NBER
2024.04.09
Wildfire activity has increased in the US and is projected to accelerate under future climate change. However, our understanding of the impacts of climate change on wildfire smoke and health remains highly uncertain. We quantify the past and future mortality burden in the US due to wildfire smoke fine particulate matter (PM2.5). We construct an ensemble of statistical and machine learning models that link variation in climate to wildfire smoke PM2.5, and empirically estimate smoke PM2.5-mortality relationships using georeferenced data on all recorded deaths in the US from 2006 to 2019. We project that climate-driven increases in future smoke PM2.5 could result in 27,800 excess deaths per year by 2050 under a high warming scenario, a 76% increase relative to estimated 2011-2020 averages.
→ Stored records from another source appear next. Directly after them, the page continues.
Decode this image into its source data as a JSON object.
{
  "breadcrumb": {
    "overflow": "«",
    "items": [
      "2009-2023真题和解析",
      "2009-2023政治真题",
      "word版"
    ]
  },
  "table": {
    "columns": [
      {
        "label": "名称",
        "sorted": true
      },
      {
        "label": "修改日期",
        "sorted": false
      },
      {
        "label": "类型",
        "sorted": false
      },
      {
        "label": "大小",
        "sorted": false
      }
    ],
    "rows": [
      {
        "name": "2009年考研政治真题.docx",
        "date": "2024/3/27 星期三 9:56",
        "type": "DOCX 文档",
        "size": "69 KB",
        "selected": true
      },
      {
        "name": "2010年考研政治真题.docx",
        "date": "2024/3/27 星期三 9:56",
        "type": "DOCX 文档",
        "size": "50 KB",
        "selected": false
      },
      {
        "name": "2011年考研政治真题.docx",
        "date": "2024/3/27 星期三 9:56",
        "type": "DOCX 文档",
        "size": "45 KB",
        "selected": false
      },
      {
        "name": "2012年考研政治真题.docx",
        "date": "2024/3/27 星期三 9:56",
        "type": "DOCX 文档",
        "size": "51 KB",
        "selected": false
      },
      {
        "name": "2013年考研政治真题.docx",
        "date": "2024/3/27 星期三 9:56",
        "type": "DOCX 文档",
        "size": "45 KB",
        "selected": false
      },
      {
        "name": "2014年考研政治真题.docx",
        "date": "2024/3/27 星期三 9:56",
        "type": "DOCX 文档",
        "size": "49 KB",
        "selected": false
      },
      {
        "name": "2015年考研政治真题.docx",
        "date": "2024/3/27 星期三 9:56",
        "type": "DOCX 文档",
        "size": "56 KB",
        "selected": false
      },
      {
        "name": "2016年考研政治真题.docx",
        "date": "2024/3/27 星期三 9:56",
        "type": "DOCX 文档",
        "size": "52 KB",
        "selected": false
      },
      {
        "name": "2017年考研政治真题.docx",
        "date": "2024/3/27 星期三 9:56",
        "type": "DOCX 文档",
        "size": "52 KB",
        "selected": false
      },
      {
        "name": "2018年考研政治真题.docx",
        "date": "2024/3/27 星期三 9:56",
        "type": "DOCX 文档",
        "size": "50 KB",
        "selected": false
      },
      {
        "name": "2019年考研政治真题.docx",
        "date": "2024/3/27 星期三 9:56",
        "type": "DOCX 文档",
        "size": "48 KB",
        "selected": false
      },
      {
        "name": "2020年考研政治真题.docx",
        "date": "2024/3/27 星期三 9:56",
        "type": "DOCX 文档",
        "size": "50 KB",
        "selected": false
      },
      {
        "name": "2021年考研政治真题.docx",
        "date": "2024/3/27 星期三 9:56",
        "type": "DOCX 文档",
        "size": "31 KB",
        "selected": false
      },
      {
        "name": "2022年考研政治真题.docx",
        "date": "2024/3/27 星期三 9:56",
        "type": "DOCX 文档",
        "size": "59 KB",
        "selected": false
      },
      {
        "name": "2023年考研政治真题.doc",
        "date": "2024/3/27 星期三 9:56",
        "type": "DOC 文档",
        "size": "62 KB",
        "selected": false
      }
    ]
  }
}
Cumulative excess deaths from wildfire smoke PM2.5 could exceed 700,000 between 2025-2055. When monetized, climate-induced smoke deaths result in annual damages of $244 billion by mid-century, comparable to the estimated sum of all other damages in the US in prior analyses. Our research suggests that the health cost of climate-driven wildfire smoke could be among the most important and costly consequences of a warming climate in the US.